▶ Provided records

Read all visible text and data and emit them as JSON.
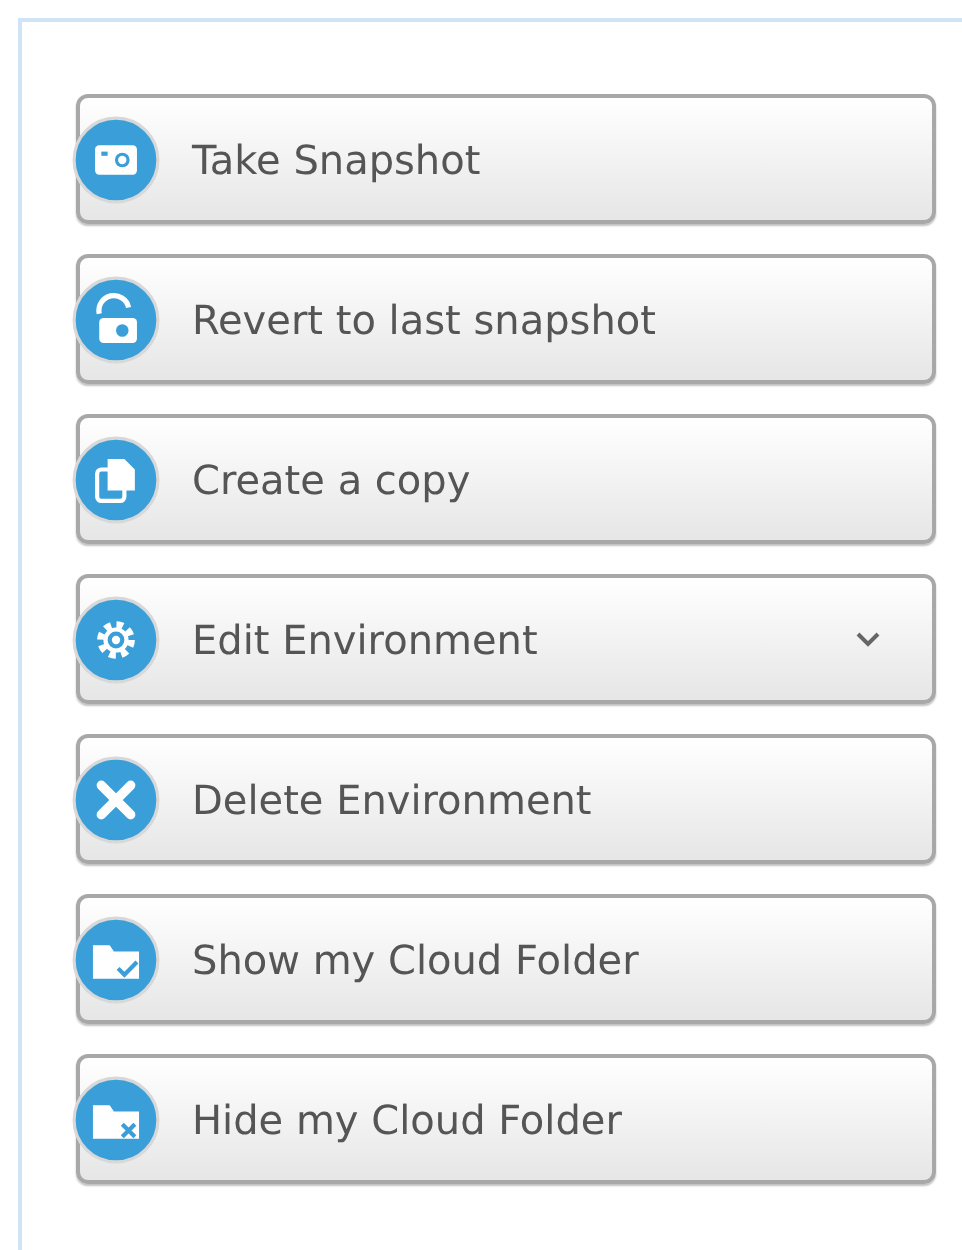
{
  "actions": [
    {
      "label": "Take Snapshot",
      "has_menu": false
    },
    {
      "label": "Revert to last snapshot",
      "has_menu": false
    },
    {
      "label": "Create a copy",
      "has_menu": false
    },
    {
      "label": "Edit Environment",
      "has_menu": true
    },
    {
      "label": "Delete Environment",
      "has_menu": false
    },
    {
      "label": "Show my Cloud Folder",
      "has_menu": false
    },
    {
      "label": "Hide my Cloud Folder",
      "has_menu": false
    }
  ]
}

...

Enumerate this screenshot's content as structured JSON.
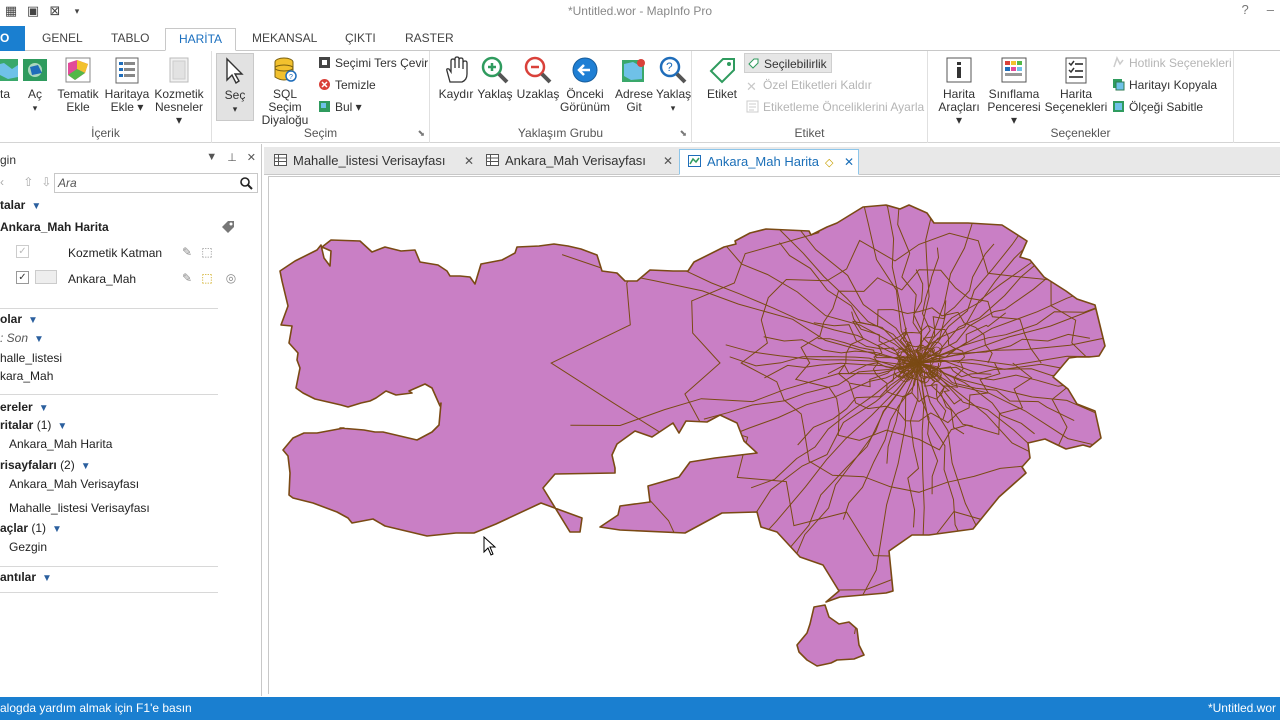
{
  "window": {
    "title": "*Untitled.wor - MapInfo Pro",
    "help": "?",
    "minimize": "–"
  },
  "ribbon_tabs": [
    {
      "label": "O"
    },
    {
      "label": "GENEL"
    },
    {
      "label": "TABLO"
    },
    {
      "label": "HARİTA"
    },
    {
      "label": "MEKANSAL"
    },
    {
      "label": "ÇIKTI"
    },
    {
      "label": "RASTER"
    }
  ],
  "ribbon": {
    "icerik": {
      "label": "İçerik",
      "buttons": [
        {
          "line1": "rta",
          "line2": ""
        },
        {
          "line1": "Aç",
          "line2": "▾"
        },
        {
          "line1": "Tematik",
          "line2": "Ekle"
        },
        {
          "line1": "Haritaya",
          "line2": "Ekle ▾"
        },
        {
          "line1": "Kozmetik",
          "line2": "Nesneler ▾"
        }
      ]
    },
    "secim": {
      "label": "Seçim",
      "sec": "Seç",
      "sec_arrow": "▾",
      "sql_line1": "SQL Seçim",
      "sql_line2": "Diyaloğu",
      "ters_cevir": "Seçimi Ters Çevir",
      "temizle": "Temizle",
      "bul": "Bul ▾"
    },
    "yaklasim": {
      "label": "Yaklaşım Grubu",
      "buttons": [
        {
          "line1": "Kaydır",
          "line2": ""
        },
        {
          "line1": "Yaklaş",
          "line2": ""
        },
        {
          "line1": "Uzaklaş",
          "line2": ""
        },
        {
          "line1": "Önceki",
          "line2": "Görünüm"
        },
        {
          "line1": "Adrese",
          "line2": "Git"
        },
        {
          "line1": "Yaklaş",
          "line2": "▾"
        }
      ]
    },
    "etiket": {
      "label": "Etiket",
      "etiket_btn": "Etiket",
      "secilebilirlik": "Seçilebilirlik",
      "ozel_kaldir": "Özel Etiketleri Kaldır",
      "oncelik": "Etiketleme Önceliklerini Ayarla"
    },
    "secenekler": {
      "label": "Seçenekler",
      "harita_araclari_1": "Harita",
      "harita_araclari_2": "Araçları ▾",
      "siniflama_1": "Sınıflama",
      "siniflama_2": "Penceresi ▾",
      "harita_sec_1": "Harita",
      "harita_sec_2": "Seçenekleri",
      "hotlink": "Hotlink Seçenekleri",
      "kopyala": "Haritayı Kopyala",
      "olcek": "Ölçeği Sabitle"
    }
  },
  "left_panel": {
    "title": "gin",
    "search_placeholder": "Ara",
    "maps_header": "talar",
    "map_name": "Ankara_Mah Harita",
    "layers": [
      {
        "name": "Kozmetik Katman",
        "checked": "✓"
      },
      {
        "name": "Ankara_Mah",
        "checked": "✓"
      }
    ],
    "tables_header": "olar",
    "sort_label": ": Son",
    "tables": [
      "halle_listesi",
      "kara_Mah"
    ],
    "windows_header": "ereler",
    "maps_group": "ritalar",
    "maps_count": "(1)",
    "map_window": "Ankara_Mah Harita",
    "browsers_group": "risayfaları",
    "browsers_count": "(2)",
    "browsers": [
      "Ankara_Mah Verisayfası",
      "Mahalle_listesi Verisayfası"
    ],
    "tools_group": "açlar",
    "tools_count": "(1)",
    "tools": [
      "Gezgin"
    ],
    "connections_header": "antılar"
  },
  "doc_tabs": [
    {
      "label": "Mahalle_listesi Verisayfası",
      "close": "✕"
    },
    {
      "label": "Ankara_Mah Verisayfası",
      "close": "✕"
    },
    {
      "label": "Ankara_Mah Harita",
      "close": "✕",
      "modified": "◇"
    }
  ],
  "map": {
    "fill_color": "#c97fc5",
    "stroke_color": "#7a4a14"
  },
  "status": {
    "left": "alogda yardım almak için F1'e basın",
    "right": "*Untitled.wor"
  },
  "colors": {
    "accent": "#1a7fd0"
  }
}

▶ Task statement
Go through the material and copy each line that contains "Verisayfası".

▶ Reply to the exercise
      "Ankara_Mah Verisayfası",
      "Mahalle_listesi Verisayfası"
      "label": "Mahalle_listesi Verisayfası",
      "label": "Ankara_Mah Verisayfası",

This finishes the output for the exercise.